Let’s generalize this a bit. You take an innocent, everyday object and ask yourself the question: “Can this object possibly benefit from being connected to the Internet?”

If the answer is yes (or no), you then ask the question: “What information can it send to the cloud that can be processed and sent back as more useful information?”

Here’s an example. A pressure sensor on your Internet-enabled office chair could notify you when your devious colleagues use it without your permission. It could, alternatively, deploy spikes and switch on auditory flatulence simulators built in your currently purloined chair. More usefully, a small array of bio-sensors embedded inside your body could give you real-time data and analytics on how easy you should go on that pav bhaji.

In fact, you don’t even have to wait for the near future for all this. The Nest thermostat, designed by the father of the iPod, Tony Fadell, who went on to found Nest Labs, uses an array of sensors, weather forecasts and actual activity in a house to optimize its energy usage. The Cobra Tag fixes what is perhaps humanity’s greatest time sink – searching for lost keys – using a combination of Bluetooth and a smartphone app. And HarvestGeek essentially replaces your gardener and uses a suite of air, soil and water sensors to keep your plants happy.

So the next time you read advertising spiel that misuses the adjective ‘smart’ as a prefix to anything from an electrical grid to a condom (breakage could cause it to post a calendar-reminder for a pregnancy test in the next few days), you will know that this is all already mainstream.

This is going to be one of those things that will simply sneak up on you.
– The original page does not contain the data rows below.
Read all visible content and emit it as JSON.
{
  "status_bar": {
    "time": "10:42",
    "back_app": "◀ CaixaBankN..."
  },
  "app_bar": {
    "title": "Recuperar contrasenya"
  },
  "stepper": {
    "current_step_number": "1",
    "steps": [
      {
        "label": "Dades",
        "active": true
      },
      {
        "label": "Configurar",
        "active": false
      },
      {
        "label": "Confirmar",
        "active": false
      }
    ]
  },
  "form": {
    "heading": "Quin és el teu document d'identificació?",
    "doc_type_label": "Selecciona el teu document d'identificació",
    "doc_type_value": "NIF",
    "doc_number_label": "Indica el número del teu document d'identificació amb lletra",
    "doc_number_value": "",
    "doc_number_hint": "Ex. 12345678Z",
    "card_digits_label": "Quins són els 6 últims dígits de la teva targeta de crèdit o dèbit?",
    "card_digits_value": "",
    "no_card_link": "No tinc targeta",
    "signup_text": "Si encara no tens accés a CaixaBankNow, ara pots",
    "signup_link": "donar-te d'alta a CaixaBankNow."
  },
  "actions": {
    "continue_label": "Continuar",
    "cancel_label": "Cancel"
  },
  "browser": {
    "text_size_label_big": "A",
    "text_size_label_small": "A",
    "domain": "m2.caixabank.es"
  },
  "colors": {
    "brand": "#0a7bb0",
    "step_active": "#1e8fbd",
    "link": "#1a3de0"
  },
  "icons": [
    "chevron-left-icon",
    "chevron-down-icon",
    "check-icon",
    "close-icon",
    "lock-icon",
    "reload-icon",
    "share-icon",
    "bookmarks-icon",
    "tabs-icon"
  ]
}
Just as how you are probably not entirely sure how much personal information your smartphone is sending to the cloud, pretty soon you will probably not know if someone is recording you using an Internet-connected wearable device like Google Glass. And like a teenage son who comes home to announce that he is joining the thousands of Indians who’ve decided to take a one-way trip to Mars, some of the social and business impacts of all this will be quite disruptive.
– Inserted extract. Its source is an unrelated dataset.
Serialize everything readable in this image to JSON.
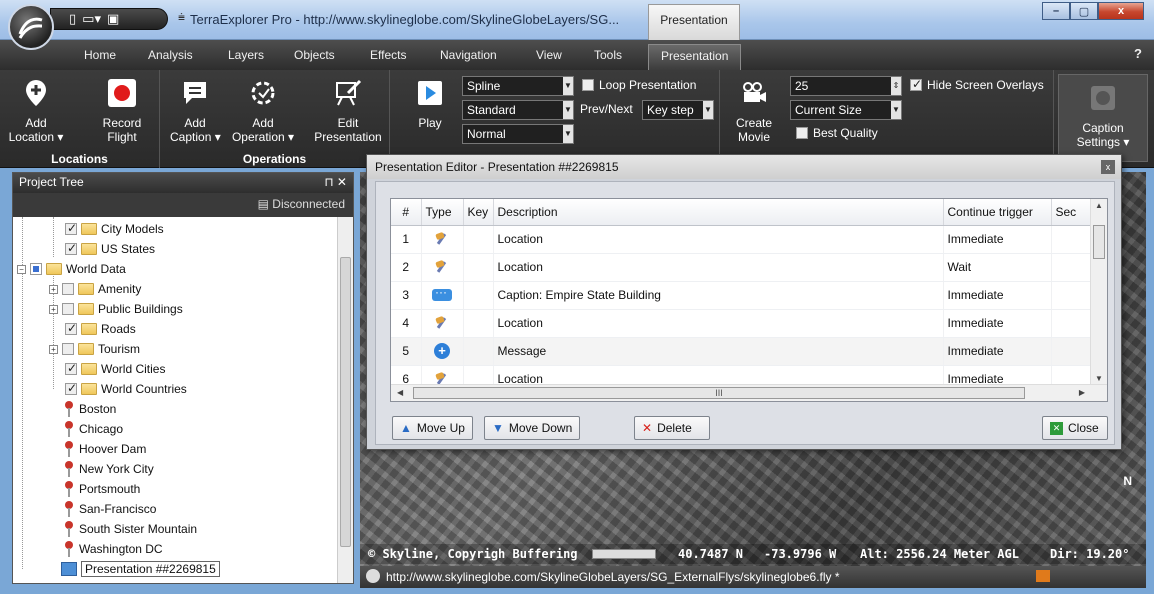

Your self-driven smart car connects to the Internet to figure out the route to Chor Bazaar? Your insurance company, which is connected to your car in order to insure it, would like to have a word with you on that choice of location and its impact on your future premium. Think that’s a bit too much?
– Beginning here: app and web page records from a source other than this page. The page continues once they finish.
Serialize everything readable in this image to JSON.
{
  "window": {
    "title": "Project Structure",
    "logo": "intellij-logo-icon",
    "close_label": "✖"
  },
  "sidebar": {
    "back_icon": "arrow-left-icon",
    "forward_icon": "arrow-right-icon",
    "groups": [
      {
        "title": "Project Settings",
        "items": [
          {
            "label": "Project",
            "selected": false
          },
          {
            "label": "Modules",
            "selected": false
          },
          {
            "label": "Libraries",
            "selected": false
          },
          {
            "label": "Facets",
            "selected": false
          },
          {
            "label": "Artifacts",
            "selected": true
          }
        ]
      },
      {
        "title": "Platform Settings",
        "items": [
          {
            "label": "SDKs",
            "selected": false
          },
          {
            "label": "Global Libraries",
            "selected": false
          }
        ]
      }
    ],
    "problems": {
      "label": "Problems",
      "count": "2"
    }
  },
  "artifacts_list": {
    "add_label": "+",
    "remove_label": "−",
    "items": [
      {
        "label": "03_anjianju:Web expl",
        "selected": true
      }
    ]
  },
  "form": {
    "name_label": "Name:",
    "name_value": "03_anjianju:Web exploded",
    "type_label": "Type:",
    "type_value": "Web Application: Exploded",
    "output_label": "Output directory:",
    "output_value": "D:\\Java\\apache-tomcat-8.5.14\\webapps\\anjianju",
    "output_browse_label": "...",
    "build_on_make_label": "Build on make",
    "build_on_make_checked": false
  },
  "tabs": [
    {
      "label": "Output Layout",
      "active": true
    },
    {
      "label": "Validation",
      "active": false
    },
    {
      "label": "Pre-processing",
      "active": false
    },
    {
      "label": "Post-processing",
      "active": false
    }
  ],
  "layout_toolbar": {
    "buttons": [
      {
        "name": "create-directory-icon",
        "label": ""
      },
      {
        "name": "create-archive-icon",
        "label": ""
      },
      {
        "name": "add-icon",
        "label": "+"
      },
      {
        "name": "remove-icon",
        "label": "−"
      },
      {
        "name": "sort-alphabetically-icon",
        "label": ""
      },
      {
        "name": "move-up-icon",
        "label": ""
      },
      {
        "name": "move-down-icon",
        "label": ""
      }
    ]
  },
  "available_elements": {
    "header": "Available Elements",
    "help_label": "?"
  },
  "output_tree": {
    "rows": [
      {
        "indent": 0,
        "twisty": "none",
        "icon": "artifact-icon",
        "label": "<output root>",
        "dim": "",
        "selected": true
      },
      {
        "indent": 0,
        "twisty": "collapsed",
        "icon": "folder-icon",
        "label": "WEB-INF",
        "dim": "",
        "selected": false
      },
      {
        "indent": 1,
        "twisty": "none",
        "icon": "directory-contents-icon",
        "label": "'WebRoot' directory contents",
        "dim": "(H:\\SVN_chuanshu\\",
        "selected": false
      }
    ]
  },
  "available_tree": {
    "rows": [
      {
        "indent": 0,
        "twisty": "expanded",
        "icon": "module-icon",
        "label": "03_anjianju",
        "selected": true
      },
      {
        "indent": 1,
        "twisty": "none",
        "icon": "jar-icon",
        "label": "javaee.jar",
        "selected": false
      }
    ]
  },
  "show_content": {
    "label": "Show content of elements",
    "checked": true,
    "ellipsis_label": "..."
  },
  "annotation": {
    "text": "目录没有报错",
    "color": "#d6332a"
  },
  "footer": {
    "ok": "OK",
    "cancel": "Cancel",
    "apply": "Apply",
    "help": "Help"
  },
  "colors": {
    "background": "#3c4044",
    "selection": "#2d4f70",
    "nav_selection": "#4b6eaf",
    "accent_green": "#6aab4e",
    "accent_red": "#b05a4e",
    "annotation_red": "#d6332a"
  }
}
Progressive, an American insurer, already offers something called Snapshot – a small sensor-rich device that plugs into your car and, for 30 days, records everything about your driving habits; this data can then either save (or cost) you insurance premiums. Right now, this is an opt-in feature. In the future, cars will already be doing this and the opt-out feature may well disappear.

In a very short time in mankind’s history, the concept of privacy has gone from a really solid piece of an oak tree with two hinges and one lock to that unusable monstrosity that is the Facebook privacy settings page. A PhD is required before you can reasonably be sure that your wild party pictures aren’t seen by your landlady, who could decide to evict you.

Our politicians ultimately decide policies and legal frameworks that prevent abuse – and so far, they are largely clueless about all this. The fear is that they will misunderstand the phenomenon once more and either cripple progress or completely overlook the real dangers. We had better hope that we understand the implications of this trend better than our politicians can. Otherwise we are in for a big mess. You just won’t believe how vastly, hugely, mindbogglingly big that mess could end up being.

Krish Ashok is an IT consultant, columnist and amateur musician who blogs at Follow him at